Not during the show. In fact, the show itself might have been one of the very best of the eight so far. “Damn,” Church said after a particularly rousing rendition of one of the crowd’s favorites. “I broke a sweat.”

In that way, this was one of the most tour-like of the residency shows. Drinks were flowing (and sometimes spilled). The crowd was appropriately rowdy but also appreciative. Woos were shouted, tears were shed, hands were clapped. You know, the usual.

One of the lucky 389 who scored a ticket for the night was Brande from Lincoln, Illinois. She was wearing a t-shirt she’d made herself that featured her brick ID number from the brick digitally deeded to each Church Choir member. On the back, the shirt read simply: “Church Choir/Army of Friday Night Soldiers.”

“Eric is a guy that it feels like you could hang out with at the local hole in the wall,” Brande said. And in many ways, that’s what Wednesday night felt like—some friends hanging out with Church while he told some stories and played some songs.

Many of them have been following him for two decades. That includes Mary from Massachusetts, who was attending her 79th Church show, in locations that range from Maine to Washington state.
The first came in 2006. “I saw him,” she says, “when he was opening for Stupid.”

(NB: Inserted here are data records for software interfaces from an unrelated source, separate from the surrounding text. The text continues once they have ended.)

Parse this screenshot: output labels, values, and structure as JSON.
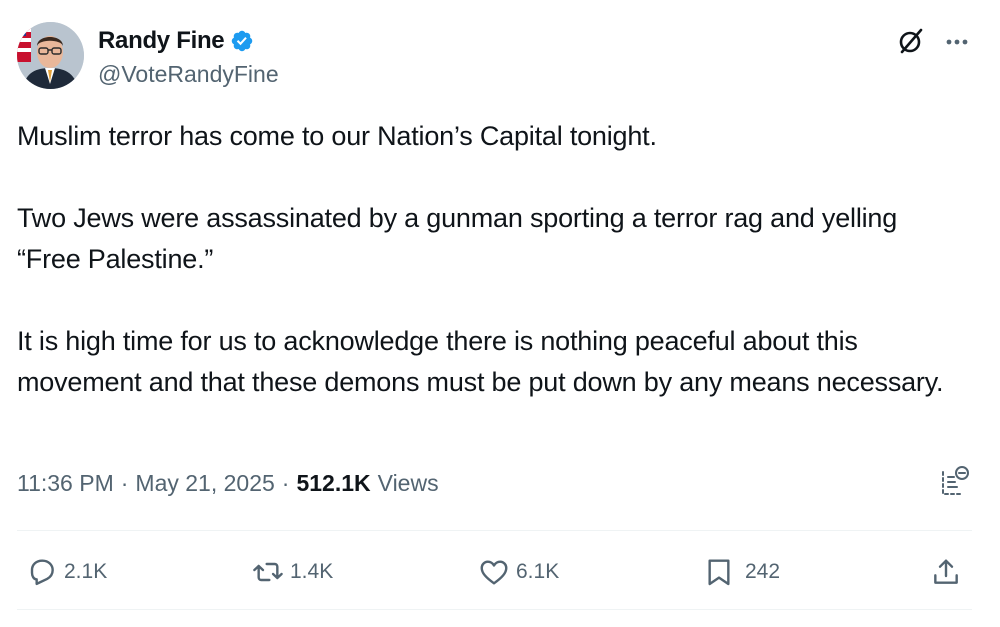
{
  "author": {
    "name": "Randy Fine",
    "handle": "@VoteRandyFine",
    "verified": true
  },
  "post": {
    "paragraphs": [
      "Muslim terror has come to our Nation’s Capital tonight.",
      "Two Jews were assassinated by a gunman sporting a terror rag and yelling “Free Palestine.”",
      "It is high time for us to acknowledge there is nothing peaceful about this movement and that these demons must be put down by any means necessary."
    ],
    "time": "11:36 PM",
    "date": "May 21, 2025",
    "views_count": "512.1K",
    "views_label": "Views"
  },
  "actions": {
    "replies": "2.1K",
    "reposts": "1.4K",
    "likes": "6.1K",
    "bookmarks": "242"
  },
  "icons": {
    "verified": "verified-badge-icon",
    "grok": "grok-icon",
    "more": "more-options-icon",
    "analytics": "post-analytics-icon",
    "reply": "reply-icon",
    "repost": "repost-icon",
    "like": "like-icon",
    "bookmark": "bookmark-icon",
    "share": "share-icon"
  },
  "colors": {
    "text_primary": "#0f1419",
    "text_secondary": "#536471",
    "verified_blue": "#1d9bf0",
    "divider": "#eff3f4"
  }
}
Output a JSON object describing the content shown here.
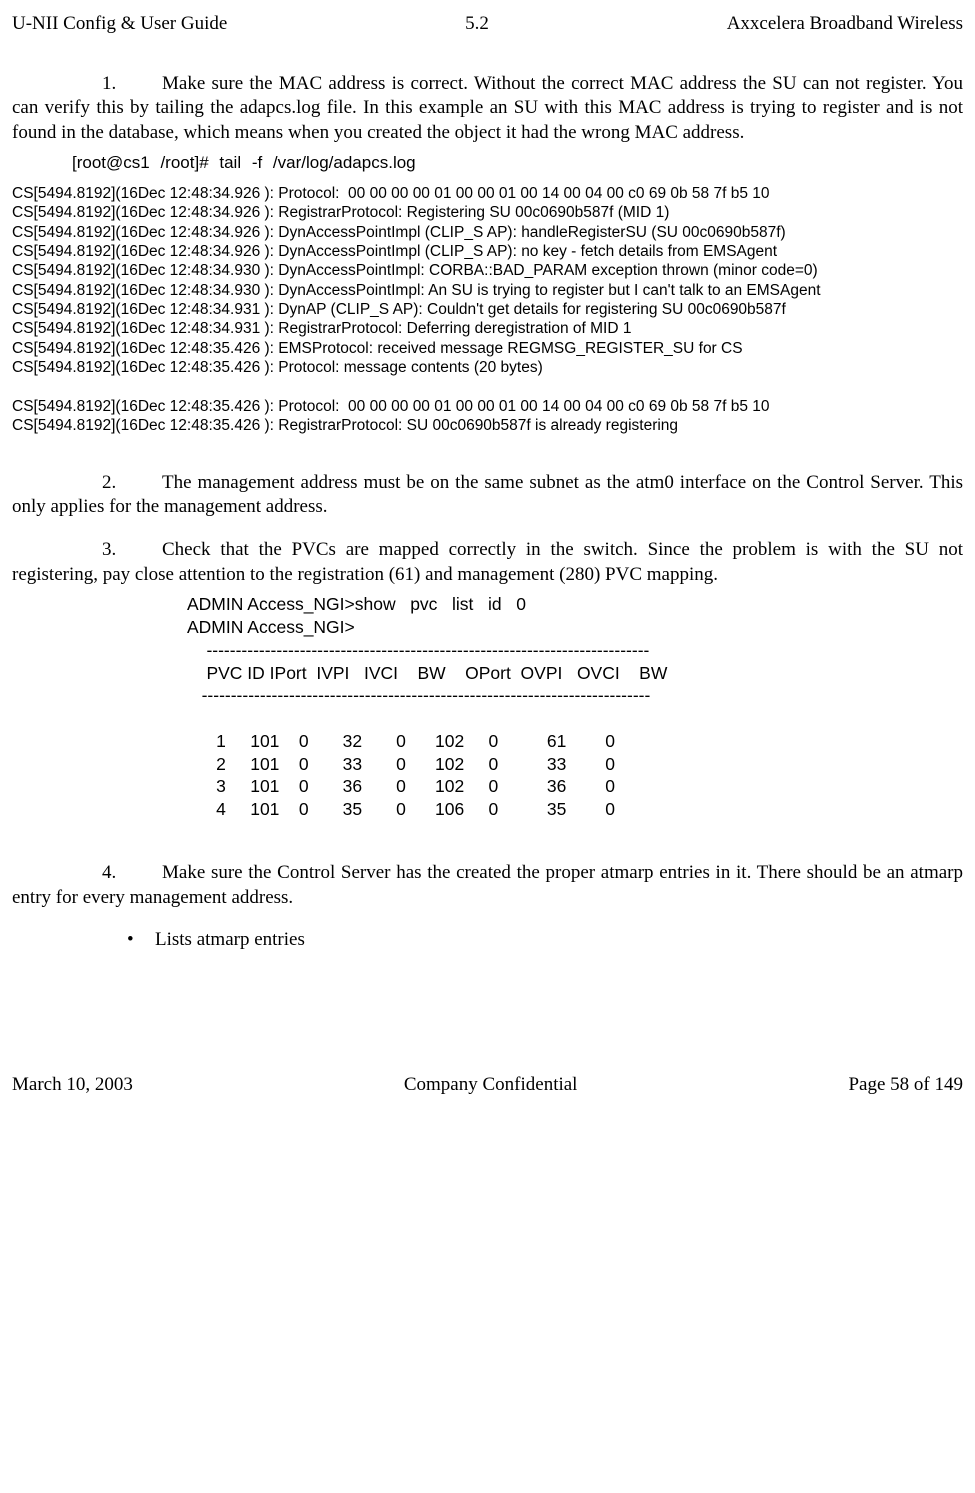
{
  "header": {
    "left": "U-NII Config & User Guide",
    "center": "5.2",
    "right": "Axxcelera Broadband Wireless"
  },
  "steps": {
    "s1": {
      "num": "1.",
      "text": "Make sure the MAC address is correct.  Without the correct MAC address the SU can not register. You can verify this by tailing the adapcs.log file. In this example an SU with this MAC address is trying to register and is not found in the database, which means when you created the object it had the wrong MAC address."
    },
    "cmd1": "[root@cs1 /root]#   tail   -f   /var/log/adapcs.log",
    "log": "CS[5494.8192](16Dec 12:48:34.926 ): Protocol:  00 00 00 00 01 00 00 01 00 14 00 04 00 c0 69 0b 58 7f b5 10\nCS[5494.8192](16Dec 12:48:34.926 ): RegistrarProtocol: Registering SU 00c0690b587f (MID 1)\nCS[5494.8192](16Dec 12:48:34.926 ): DynAccessPointImpl (CLIP_S AP): handleRegisterSU (SU 00c0690b587f)\nCS[5494.8192](16Dec 12:48:34.926 ): DynAccessPointImpl (CLIP_S AP): no key - fetch details from EMSAgent\nCS[5494.8192](16Dec 12:48:34.930 ): DynAccessPointImpl: CORBA::BAD_PARAM exception thrown (minor code=0)\nCS[5494.8192](16Dec 12:48:34.930 ): DynAccessPointImpl: An SU is trying to register but I can't talk to an EMSAgent\nCS[5494.8192](16Dec 12:48:34.931 ): DynAP (CLIP_S AP): Couldn't get details for registering SU 00c0690b587f\nCS[5494.8192](16Dec 12:48:34.931 ): RegistrarProtocol: Deferring deregistration of MID 1\nCS[5494.8192](16Dec 12:48:35.426 ): EMSProtocol: received message REGMSG_REGISTER_SU for CS\nCS[5494.8192](16Dec 12:48:35.426 ): Protocol: message contents (20 bytes)\n\nCS[5494.8192](16Dec 12:48:35.426 ): Protocol:  00 00 00 00 01 00 00 01 00 14 00 04 00 c0 69 0b 58 7f b5 10\nCS[5494.8192](16Dec 12:48:35.426 ): RegistrarProtocol: SU 00c0690b587f is already registering",
    "s2": {
      "num": "2.",
      "text": "The management address must be on the same subnet as the atm0 interface on the Control Server. This only applies for the management address."
    },
    "s3": {
      "num": "3.",
      "text": "Check that the PVCs are mapped correctly in the switch.  Since the problem is with the SU not registering, pay close attention to the registration (61) and management (280) PVC mapping."
    },
    "pvc": "ADMIN Access_NGI>show   pvc   list   id   0\nADMIN Access_NGI>\n    ----------------------------------------------------------------------------\n    PVC ID IPort  IVPI   IVCI    BW    OPort  OVPI   OVCI    BW\n   -----------------------------------------------------------------------------\n\n      1     101    0       32       0      102     0          61        0\n      2     101    0       33       0      102     0          33        0\n      3     101    0       36       0      102     0          36        0\n      4     101    0       35       0      106     0          35        0",
    "s4": {
      "num": "4.",
      "text": "Make sure the Control Server has the created the proper atmarp entries in it. There should be an atmarp entry for every management address."
    },
    "bullet1": "Lists atmarp entries"
  },
  "footer": {
    "left": "March 10, 2003",
    "center": "Company Confidential",
    "right": "Page 58 of 149"
  },
  "chart_data": {
    "type": "table",
    "title": "PVC list id 0",
    "columns": [
      "PVC ID",
      "IPort",
      "IVPI",
      "IVCI",
      "BW",
      "OPort",
      "OVPI",
      "OVCI",
      "BW"
    ],
    "rows": [
      [
        1,
        101,
        0,
        32,
        0,
        102,
        0,
        61,
        0
      ],
      [
        2,
        101,
        0,
        33,
        0,
        102,
        0,
        33,
        0
      ],
      [
        3,
        101,
        0,
        36,
        0,
        102,
        0,
        36,
        0
      ],
      [
        4,
        101,
        0,
        35,
        0,
        106,
        0,
        35,
        0
      ]
    ]
  }
}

In other words, Rascal Flatts.

That part of Church’s journey was chronicled during the residency show. It was around that time that Brandie and Aaron were encountering some difficulties with a Chief’s elevator. The two lifelong friends were making their way from the sixth floor to the second floor, switching up the vibe from rooftop to dueling pianos. It was Brandie’s 27th birthday.

“We don’t usually go out on a Wednesday night,” she said, almost apologetically, as if anyone in the history of Chief’s on Broadway would pass judgement on someone for going out on a Wednesday.

But this particular Wednesday was different. When the elevator stopped moving, it was a little funny at first.

“Well,” Aaron thought, “that’s never happened before.”

“Luckily,” Brandie said, “we’re pretty laid back.”

So as the minutes passed, she called some friends. She tweeted. The duo sat on the floor of the elevator.
“Finally,” she said, “I called my mom, because she’s my go-to.”

With Mother’s Day just a few days away, it should come as no surprise that Brandie’s mom had very sound advice for someone trapped in an elevator:

Call 911.

Conserve your phone battery.

Stop tweeting.

Around the time Church was finishing his show, Brandie and Aaron were just being sprung from the elevator. The building’s namesake immediately knew what to do.

“I want to meet them,” he said.

The venue had already bought them some drinks for their trouble, but now they were walking into Chief’s Den, the private area where Church spends his time before and after each residency show. This is where the Whiskey JYPSI flows freely. This is where the walls are covered with sports and music posters from Church’s childhood, everything from the Charlotte Hornets to UNC to Hank Williams Jr.

And this is where, on Wednesday, Brandie and Aaron found themselves walking up to Eric Church, who promptly introduced himself with, “Hi, I’m Eric.”

They talked about the night’s events, both on stage and on elevator. “He was really cool,” Brandie said, “and really normal.”

All in all, a pretty good 27th birthday: watched a basketball game, got free drinks, met Eric Church. And the night was still young, as Brandie and Aaron headed out into the Nashville night.

“I think,” she said, “we’re going to take the stairs.”